• What needs to be done
Go through the entries one line at a time, and gather every line that has the word "installed".

• Stored dataset items
::::::::
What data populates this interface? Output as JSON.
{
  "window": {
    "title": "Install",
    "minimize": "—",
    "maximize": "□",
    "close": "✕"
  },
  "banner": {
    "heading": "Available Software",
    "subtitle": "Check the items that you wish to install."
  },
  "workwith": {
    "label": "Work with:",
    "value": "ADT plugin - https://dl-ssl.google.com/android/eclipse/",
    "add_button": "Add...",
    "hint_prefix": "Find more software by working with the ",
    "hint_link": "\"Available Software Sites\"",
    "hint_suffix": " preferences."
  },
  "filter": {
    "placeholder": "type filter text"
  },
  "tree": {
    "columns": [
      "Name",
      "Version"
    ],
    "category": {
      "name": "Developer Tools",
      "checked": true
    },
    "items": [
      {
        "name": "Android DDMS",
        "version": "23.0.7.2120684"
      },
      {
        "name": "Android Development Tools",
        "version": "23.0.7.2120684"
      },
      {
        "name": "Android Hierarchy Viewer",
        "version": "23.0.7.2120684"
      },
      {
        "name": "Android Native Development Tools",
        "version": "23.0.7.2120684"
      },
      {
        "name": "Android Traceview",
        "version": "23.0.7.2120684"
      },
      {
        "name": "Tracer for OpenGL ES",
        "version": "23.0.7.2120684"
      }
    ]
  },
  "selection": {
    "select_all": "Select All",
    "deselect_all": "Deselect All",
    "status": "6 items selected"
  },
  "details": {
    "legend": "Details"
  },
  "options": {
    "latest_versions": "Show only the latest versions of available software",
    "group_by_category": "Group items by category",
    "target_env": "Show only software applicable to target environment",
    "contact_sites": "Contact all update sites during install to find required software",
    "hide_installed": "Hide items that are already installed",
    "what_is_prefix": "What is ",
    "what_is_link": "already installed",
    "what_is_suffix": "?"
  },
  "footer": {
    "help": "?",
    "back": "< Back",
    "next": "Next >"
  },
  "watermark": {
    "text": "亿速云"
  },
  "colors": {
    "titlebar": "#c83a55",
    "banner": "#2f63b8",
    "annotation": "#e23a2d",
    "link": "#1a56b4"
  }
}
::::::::
• Solution
    "hide_installed": "Hide items that are already installed",
    "what_is_link": "already installed",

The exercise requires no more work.